TASK DESCRIPTION.
Every line of the records below that has the word "والإسكان" should be copied.

DATA FOR REVIEW.
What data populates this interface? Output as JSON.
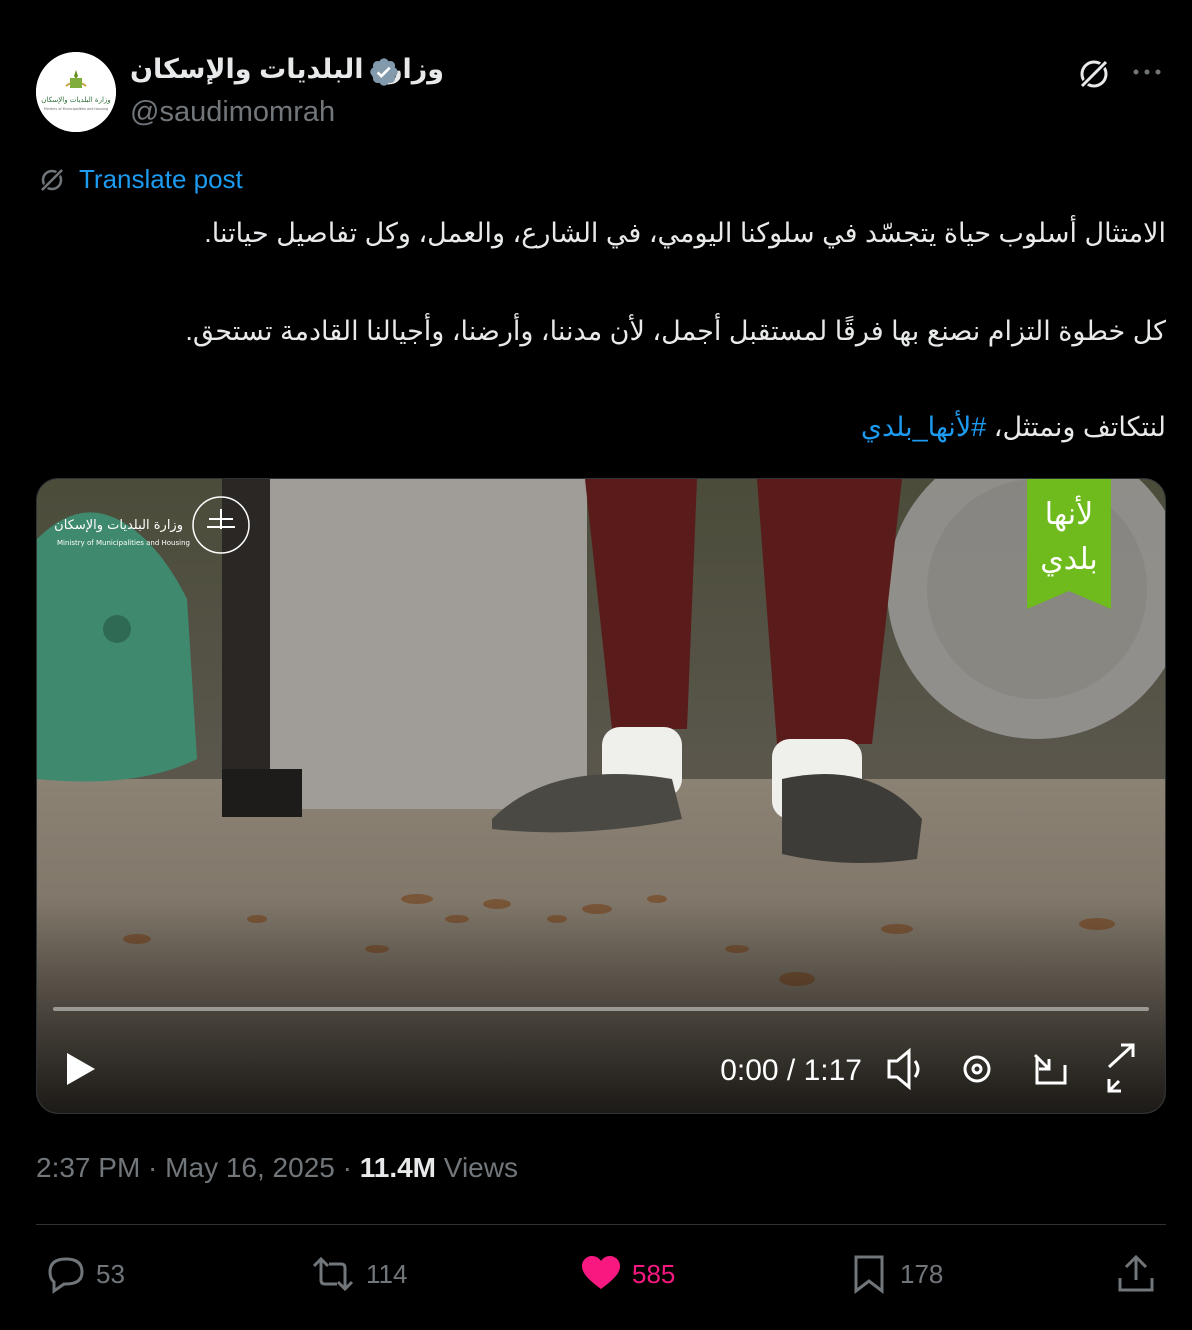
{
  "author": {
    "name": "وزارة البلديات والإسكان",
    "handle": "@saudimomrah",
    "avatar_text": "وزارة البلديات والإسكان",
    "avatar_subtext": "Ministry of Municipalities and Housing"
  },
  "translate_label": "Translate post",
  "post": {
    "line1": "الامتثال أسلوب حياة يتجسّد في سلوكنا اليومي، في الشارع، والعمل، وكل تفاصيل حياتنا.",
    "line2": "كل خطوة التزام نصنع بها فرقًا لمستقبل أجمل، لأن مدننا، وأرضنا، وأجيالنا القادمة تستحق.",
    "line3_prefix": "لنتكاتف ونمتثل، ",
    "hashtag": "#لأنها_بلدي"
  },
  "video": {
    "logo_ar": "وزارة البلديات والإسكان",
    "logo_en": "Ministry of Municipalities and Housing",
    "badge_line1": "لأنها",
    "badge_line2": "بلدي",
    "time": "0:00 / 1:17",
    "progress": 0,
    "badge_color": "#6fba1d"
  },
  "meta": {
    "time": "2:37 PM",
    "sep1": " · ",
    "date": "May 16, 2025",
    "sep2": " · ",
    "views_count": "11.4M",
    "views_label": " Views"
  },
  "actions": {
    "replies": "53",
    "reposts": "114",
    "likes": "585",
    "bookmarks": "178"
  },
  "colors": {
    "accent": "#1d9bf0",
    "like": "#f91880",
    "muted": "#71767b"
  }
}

FINISHED TASK.
    "name": "وزارة البلديات والإسكان",
    "avatar_text": "وزارة البلديات والإسكان",
    "logo_ar": "وزارة البلديات والإسكان",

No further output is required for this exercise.